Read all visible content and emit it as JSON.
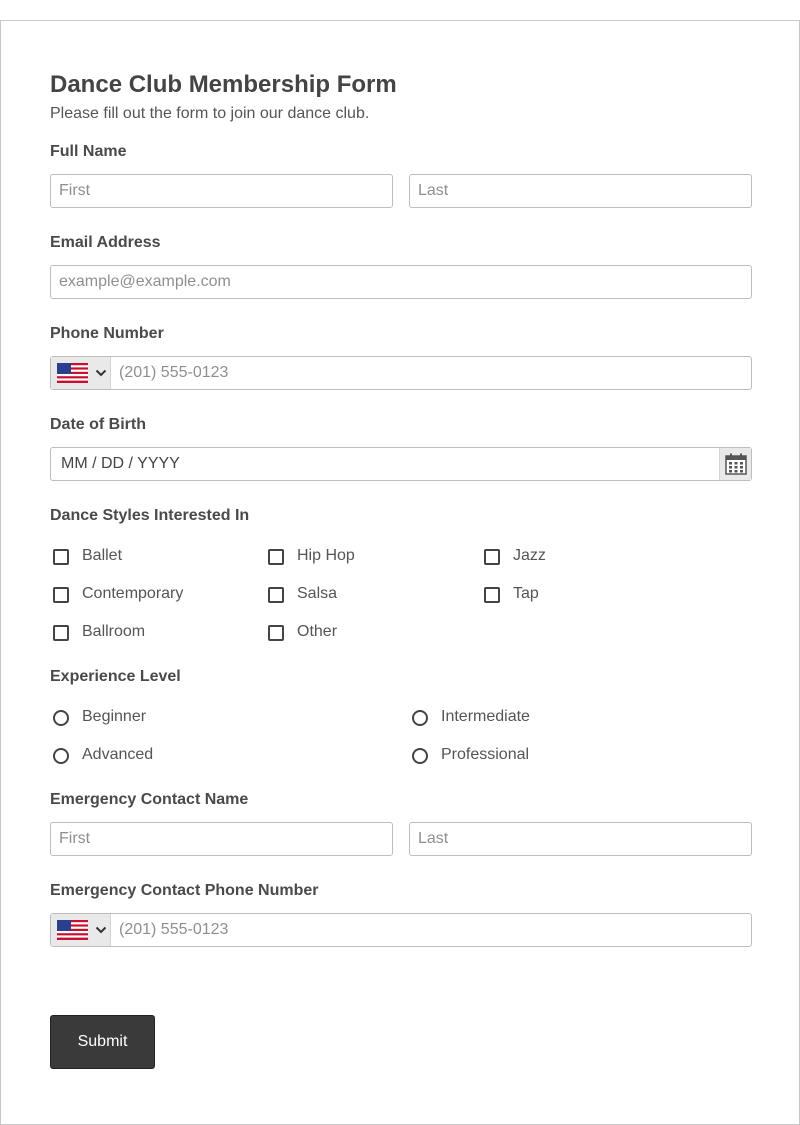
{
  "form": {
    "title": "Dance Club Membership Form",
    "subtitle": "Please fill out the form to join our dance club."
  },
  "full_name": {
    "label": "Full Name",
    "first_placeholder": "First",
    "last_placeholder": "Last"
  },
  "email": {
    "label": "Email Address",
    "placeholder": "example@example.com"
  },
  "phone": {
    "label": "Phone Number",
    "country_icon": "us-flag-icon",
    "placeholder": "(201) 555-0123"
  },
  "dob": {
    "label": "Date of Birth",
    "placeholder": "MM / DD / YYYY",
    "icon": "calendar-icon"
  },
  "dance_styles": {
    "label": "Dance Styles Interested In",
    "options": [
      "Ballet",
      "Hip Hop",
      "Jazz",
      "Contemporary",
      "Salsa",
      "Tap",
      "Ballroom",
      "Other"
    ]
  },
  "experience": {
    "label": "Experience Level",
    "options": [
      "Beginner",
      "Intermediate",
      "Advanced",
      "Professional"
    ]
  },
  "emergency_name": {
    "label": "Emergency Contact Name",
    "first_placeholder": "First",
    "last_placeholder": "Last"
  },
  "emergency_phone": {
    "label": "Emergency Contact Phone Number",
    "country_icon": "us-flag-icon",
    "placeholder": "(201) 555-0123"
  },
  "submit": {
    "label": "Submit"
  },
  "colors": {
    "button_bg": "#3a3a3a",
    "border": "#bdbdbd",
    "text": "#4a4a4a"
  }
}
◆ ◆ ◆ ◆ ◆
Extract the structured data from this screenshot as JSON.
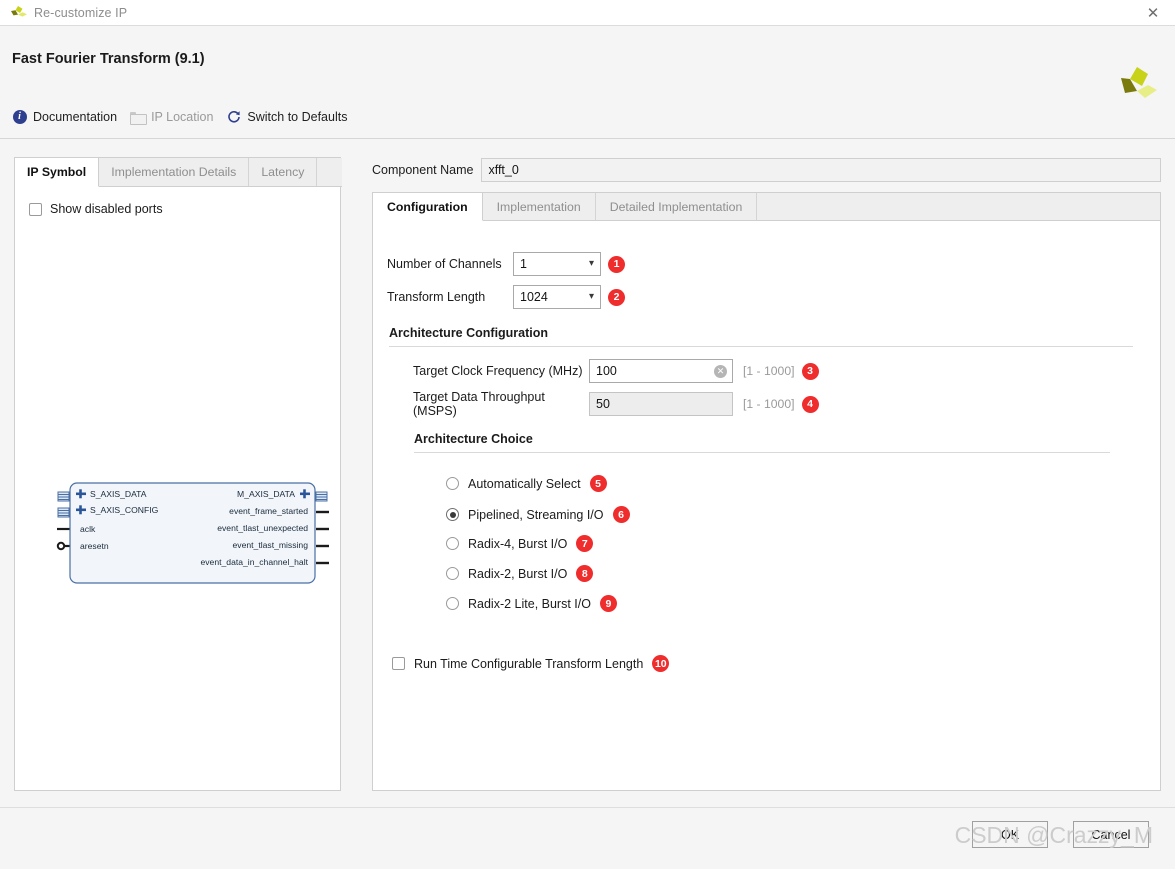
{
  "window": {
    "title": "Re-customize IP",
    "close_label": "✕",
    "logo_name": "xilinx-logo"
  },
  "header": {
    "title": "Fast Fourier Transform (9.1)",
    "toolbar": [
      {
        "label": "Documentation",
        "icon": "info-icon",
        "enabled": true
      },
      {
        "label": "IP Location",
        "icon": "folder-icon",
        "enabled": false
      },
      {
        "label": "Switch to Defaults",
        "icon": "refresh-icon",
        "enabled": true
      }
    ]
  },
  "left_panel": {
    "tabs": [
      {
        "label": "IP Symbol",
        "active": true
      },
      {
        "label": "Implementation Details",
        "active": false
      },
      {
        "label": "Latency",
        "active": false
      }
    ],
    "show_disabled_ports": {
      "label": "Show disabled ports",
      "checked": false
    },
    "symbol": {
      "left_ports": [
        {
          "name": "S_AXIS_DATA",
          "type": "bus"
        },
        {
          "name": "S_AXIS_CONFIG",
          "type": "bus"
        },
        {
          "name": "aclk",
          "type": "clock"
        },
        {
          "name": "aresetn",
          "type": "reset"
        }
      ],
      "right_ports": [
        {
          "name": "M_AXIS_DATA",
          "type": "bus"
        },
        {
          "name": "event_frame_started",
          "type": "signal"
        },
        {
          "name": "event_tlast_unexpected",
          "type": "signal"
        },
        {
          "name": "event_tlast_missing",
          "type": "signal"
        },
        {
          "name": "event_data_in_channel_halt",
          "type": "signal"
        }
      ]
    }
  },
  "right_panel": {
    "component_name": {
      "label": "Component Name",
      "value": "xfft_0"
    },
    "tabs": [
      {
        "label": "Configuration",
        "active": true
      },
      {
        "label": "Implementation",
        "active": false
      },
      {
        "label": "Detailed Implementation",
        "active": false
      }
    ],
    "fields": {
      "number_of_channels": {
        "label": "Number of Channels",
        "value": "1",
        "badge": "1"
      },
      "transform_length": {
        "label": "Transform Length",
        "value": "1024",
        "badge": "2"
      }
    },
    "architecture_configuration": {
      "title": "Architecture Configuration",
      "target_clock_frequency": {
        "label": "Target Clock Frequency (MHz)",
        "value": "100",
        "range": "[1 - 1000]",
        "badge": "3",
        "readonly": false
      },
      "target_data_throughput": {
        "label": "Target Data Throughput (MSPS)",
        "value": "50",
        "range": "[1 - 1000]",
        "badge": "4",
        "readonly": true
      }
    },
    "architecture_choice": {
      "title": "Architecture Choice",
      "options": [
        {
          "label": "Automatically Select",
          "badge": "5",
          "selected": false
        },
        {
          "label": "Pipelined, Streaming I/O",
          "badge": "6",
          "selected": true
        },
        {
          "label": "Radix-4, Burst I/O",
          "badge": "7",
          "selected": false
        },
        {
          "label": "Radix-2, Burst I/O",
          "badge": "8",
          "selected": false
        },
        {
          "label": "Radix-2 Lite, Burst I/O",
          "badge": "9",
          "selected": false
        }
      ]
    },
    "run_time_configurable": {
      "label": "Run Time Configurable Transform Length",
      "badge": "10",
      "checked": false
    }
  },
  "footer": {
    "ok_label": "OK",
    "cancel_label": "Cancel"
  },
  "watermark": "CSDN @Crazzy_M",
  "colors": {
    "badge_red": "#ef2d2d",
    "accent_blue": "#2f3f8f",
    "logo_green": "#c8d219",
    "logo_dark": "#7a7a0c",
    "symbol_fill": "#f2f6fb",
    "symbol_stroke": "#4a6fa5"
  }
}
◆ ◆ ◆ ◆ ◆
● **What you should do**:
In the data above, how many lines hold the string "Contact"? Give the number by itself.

● **Written response**:
2